TASK TO CARRY OUT: Among the entries, which lines carry the string "name"? Copy every one.

[App and web page records]
◆ ◆ ◆ ◆
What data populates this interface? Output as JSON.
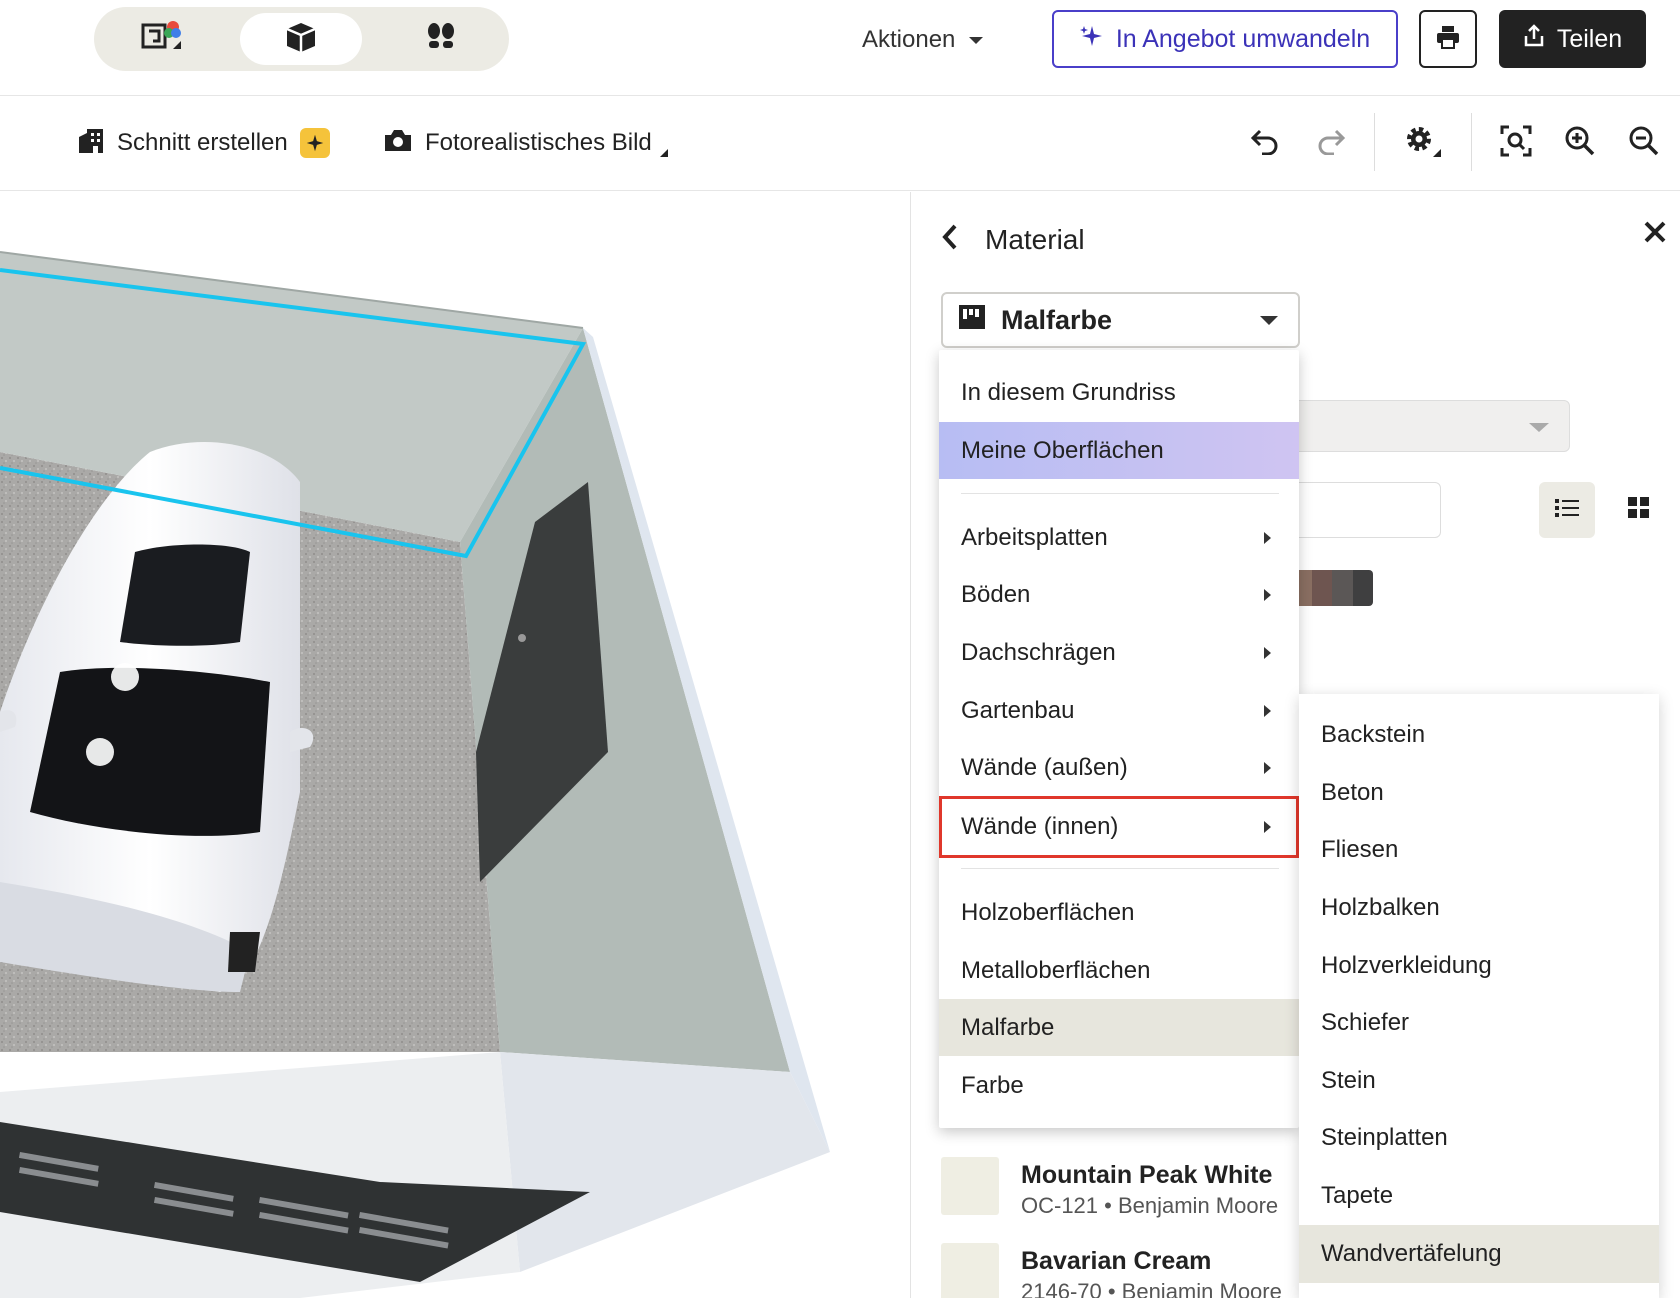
{
  "topbar": {
    "view_modes": [
      {
        "name": "2d-plan-icon",
        "active": false
      },
      {
        "name": "3d-box-icon",
        "active": true
      },
      {
        "name": "footsteps-icon",
        "active": false
      }
    ],
    "actions_label": "Aktionen",
    "convert_label": "In Angebot umwandeln",
    "print_icon": "printer-icon",
    "share_label": "Teilen"
  },
  "toolbar": {
    "section_label": "Schnitt erstellen",
    "photo_label": "Fotorealistisches Bild",
    "icons": [
      "undo-icon",
      "redo-icon",
      "settings-icon",
      "zoom-fit-icon",
      "zoom-in-icon",
      "zoom-out-icon"
    ]
  },
  "panel": {
    "title": "Material",
    "selected_category": "Malfarbe",
    "items": [
      {
        "name": "Mountain Peak White",
        "sub": "OC-121 • Benjamin Moore"
      },
      {
        "name": "Bavarian Cream",
        "sub": "2146-70 • Benjamin Moore"
      }
    ]
  },
  "menu": {
    "top_items": [
      "In diesem Grundriss",
      "Meine Oberflächen"
    ],
    "sub_items": [
      "Arbeitsplatten",
      "Böden",
      "Dachschrägen",
      "Gartenbau",
      "Wände (außen)",
      "Wände (innen)"
    ],
    "bottom_items": [
      "Holzoberflächen",
      "Metalloberflächen",
      "Malfarbe",
      "Farbe"
    ],
    "highlighted": "Meine Oberflächen",
    "selected": "Malfarbe",
    "open_submenu": "Wände (innen)"
  },
  "submenu": {
    "items": [
      "Backstein",
      "Beton",
      "Fliesen",
      "Holzbalken",
      "Holzverkleidung",
      "Schiefer",
      "Stein",
      "Steinplatten",
      "Tapete",
      "Wandvertäfelung"
    ],
    "hovered": "Wandvertäfelung"
  },
  "colors": {
    "accent": "#3b32b8",
    "highlight_outline": "#e0372b",
    "wall_outline": "#19c4ee"
  }
}
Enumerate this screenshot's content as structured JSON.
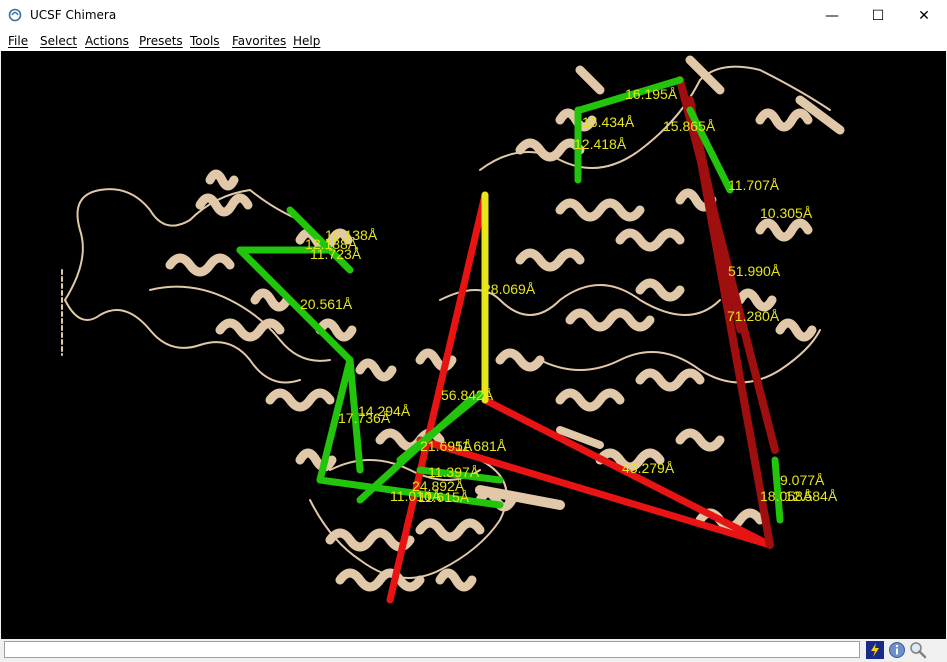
{
  "window": {
    "title": "UCSF Chimera",
    "controls": {
      "minimize": "—",
      "maximize": "☐",
      "close": "✕"
    }
  },
  "menu": [
    "File",
    "Select",
    "Actions",
    "Presets",
    "Tools",
    "Favorites",
    "Help"
  ],
  "viewer": {
    "background": "#000000",
    "ribbon_color": "#e0c8a8",
    "link_colors": {
      "green": "#22c40c",
      "red": "#e81313",
      "dark_red": "#a00f0f",
      "yellow": "#e6e619"
    },
    "distance_labels": [
      "16.195Å",
      "16.434Å",
      "15.865Å",
      "12.418Å",
      "11.707Å",
      "10.305Å",
      "10.138Å",
      "12.188Å",
      "11.723Å",
      "28.069Å",
      "20.561Å",
      "51.990Å",
      "71.280Å",
      "56.842Å",
      "17.736Å",
      "14.294Å",
      "21.695Å",
      "11.681Å",
      "11.397Å",
      "24.892Å",
      "11.010Å",
      "11.615Å",
      "43.279Å",
      "9.077Å",
      "18.058Å",
      "12.584Å"
    ]
  },
  "statusbar": {
    "message": ""
  }
}
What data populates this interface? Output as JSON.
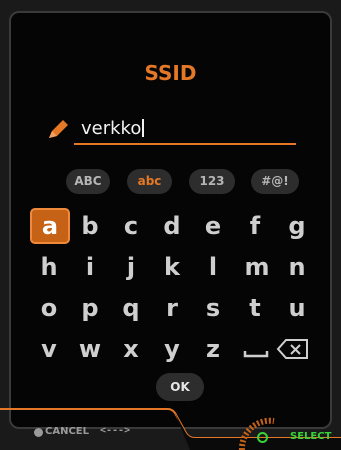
{
  "title": "SSID",
  "input": {
    "value": "verkko",
    "icon": "pencil-icon"
  },
  "modes": [
    {
      "label": "ABC",
      "active": false
    },
    {
      "label": "abc",
      "active": true
    },
    {
      "label": "123",
      "active": false
    },
    {
      "label": "#@!",
      "active": false
    }
  ],
  "keys": {
    "row1": [
      "a",
      "b",
      "c",
      "d",
      "e",
      "f",
      "g"
    ],
    "row2": [
      "h",
      "i",
      "j",
      "k",
      "l",
      "m",
      "n"
    ],
    "row3": [
      "o",
      "p",
      "q",
      "r",
      "s",
      "t",
      "u"
    ],
    "row4": [
      "v",
      "w",
      "x",
      "y",
      "z"
    ],
    "selected": "a",
    "space_icon": "space-bar-icon",
    "backspace_icon": "backspace-icon"
  },
  "ok_label": "OK",
  "footer": {
    "cancel_label": "CANCEL",
    "nav_hint": "<--->",
    "select_label": "SELECT"
  },
  "colors": {
    "accent": "#e47826",
    "select": "#3ad23a",
    "key_text": "#cfcfcf",
    "background": "#050505"
  }
}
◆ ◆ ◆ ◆
EXERCISE SOLUTION:
        "name": "2d-plan-icon",
        "name": "3d-box-icon",
        "name": "footsteps-icon",
        "name": "Mountain Peak White",
        "name": "Bavarian Cream",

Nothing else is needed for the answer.